So now that you’re all out in LA, what are the biggest differences you notice from Chicago? Besides the weather.

O’Brien: Chicago will always be home and is such a special place for performers and creatives, I don’t think we could have done this in any other city. LA, once you start performing, you’re seen by every casting director, you’re seen by all these people, and if you’re not good yet, you’re written off. You have to work that much harder. But in Chicago you can get really good and do weird stuff and do experimental stuff and be embraced for it.

Thomas: You really get to cut your teeth in Chicago. I’ve heard people in LA say, “Wow, Chicago improvisers and Chicago comedians are really hard-core and intense.”

Colloton: LA is a very competitive scene. One of the things that has really been a huge positive for us about the Chicago scene is that it’s not competitive—it’s ensemble based, it’s about supporting each other—and that’s going to breed better comedy and a space where people take more risks and feel safe finding their voice.

Speaking of ensembles, Teachers seems unique in that it’s a comedic ensemble, not a sketch show lead by one or two people.

Freedman: That’s been so celebrated. We always talk about how we think the success of the group is due to the unique voice of the group, and that’s a collective voice that really is only created by the six of us coming together.

Barlow: Squads are very big right now. We’re a squad. #SquadGoals. 

Colloton: One of the things that I’m the most proud of is that there are six series-regular women characters. I think you can find a little of yourself in everyone—and a little bit of the people you hate in everyone.

So how does it feel to premiere your show in the city and the theater where you all started?

Lambert: We’ll have to wear waterproof mascara, I’m sure. It’s incredibly special that we’ll get to go to iO and be with the community that taught us so much. To be able to be with all those people who taught us and loved us and encouraged us and performed with us, it’s really profound and very moving to all of us.

Thomas: We’re screening the pilot, airing it as it airs, but we’re also going to show a bonus episode. Last year the improv community lost a very important person, Jason Chin, so we’re dedicating an episode to Jason. We even have a kid based on Jason, Jason C. When we were in New York we had a chance to meet his mother. I think that was my favorite part of the trip. And we got to go on the Kathie Lee & Hoda show. Meeting Mama Chin, she was unbelievable.

Barlow: This is not just ours. We are here because of this community, and Jason was so supportive. This wouldn’t have worked without how special the comedy community is.
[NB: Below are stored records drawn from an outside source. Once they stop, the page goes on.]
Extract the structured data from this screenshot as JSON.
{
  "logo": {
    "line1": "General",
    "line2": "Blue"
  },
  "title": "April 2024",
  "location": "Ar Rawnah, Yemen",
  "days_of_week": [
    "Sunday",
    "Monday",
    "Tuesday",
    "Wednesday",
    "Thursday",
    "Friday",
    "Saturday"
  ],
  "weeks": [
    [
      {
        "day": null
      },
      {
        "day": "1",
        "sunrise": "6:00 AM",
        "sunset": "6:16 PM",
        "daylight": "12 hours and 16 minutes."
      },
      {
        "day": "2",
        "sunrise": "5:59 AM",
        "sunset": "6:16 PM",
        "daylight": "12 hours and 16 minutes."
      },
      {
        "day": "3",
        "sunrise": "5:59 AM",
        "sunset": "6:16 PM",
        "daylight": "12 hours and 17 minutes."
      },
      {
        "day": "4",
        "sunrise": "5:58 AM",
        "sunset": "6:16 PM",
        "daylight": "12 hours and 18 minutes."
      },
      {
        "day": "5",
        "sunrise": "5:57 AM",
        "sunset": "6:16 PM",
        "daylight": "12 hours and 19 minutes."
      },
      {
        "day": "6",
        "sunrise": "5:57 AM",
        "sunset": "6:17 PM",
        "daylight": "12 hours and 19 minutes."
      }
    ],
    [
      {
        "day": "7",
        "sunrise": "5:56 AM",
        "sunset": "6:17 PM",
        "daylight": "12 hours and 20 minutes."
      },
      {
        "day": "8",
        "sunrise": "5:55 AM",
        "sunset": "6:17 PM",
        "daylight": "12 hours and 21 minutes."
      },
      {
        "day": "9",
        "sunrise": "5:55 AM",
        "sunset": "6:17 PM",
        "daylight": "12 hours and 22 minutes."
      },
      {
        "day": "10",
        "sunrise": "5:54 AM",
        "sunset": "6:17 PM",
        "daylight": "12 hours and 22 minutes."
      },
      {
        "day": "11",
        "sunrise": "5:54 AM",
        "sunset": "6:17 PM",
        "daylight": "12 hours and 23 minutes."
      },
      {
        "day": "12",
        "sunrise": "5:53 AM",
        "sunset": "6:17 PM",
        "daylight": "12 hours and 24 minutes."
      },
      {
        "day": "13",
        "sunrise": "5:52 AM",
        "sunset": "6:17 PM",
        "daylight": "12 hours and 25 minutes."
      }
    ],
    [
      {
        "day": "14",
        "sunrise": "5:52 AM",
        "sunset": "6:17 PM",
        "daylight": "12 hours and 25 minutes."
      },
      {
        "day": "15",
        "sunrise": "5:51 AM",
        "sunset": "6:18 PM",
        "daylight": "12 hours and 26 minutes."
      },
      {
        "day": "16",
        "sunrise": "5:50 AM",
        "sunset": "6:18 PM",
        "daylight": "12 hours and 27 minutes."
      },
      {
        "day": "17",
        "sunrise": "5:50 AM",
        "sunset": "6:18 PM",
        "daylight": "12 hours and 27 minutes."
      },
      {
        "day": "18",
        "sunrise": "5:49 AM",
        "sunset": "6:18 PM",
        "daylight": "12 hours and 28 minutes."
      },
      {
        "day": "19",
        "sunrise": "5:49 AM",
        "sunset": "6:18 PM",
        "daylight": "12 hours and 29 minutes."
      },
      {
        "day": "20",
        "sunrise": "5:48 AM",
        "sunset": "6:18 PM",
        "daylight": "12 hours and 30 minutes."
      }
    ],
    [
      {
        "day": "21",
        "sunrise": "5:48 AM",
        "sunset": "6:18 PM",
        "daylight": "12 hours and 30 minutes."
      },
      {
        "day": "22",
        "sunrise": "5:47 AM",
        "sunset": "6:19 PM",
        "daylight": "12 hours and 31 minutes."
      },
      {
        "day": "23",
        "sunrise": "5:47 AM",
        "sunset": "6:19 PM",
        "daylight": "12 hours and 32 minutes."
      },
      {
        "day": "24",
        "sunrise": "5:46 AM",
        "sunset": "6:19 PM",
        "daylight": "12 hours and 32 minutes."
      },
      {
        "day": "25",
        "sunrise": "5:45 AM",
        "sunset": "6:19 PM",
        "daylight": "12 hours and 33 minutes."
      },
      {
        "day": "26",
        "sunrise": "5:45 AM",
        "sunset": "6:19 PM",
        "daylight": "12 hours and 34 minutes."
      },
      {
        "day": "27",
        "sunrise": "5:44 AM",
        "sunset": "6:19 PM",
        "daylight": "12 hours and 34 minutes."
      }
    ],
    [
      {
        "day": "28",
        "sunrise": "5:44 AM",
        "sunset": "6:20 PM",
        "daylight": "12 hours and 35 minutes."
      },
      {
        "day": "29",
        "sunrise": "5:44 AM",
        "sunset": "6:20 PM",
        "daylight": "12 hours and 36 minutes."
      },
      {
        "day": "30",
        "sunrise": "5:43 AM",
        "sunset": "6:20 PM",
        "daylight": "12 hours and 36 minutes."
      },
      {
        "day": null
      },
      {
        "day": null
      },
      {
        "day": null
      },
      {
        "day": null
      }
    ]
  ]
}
Freedman: I look back at our time at iO, starting with those midnight shows, as one of the most formative periods. You cut your teeth and find out who you are as a performer and how you work with other people and what you can offer. I think that iO is a place that we owe a lot of credit to, and Charna Halpern as well—she directed us in our first sketch show, and that was a big inspiration to us to keep doing written material. Having our television show premiere there is indescribable.

It seems like you’re living the dream: a television show with all your best friends. What advice do you have for anyone looking to do the same thing?
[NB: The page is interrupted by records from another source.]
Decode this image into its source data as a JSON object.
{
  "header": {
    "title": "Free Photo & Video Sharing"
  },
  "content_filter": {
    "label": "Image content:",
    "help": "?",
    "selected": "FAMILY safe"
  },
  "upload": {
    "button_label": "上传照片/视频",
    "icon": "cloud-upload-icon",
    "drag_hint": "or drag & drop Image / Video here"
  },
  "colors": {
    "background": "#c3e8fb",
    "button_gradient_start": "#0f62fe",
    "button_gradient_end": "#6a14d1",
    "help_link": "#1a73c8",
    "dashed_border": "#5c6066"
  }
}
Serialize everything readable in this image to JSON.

O’Brien: A lot people go into comedy think that there’s a very prescriptive path, like, “I’m going to take classes at iO or Second City, and then I’m going to be on the main stage” or “I’m going to be on a Harold team,” and I think everybody’s path is different. A lot of us did not get hired by Second City and auditioned a lot—or we just didn’t make it. That was never a deterrent, like, “Oh, I’m done.” Never try to fit in a box because it just doesn’t work.

Colloton: It’s so important to make your own content over and over again. We did ten videos until one did well. It’s OK to fail. It’s OK that you don’t get cast. It’s OK to get rejected ten times over. Once you find what you do well and what you succeed at, other people will notice that. And if not, you’ll just have a great time doing it.

O’Brien: And we all read The Secret. That could have contributed.

Teachers, Wednesdays at 9:30 PM on TV Land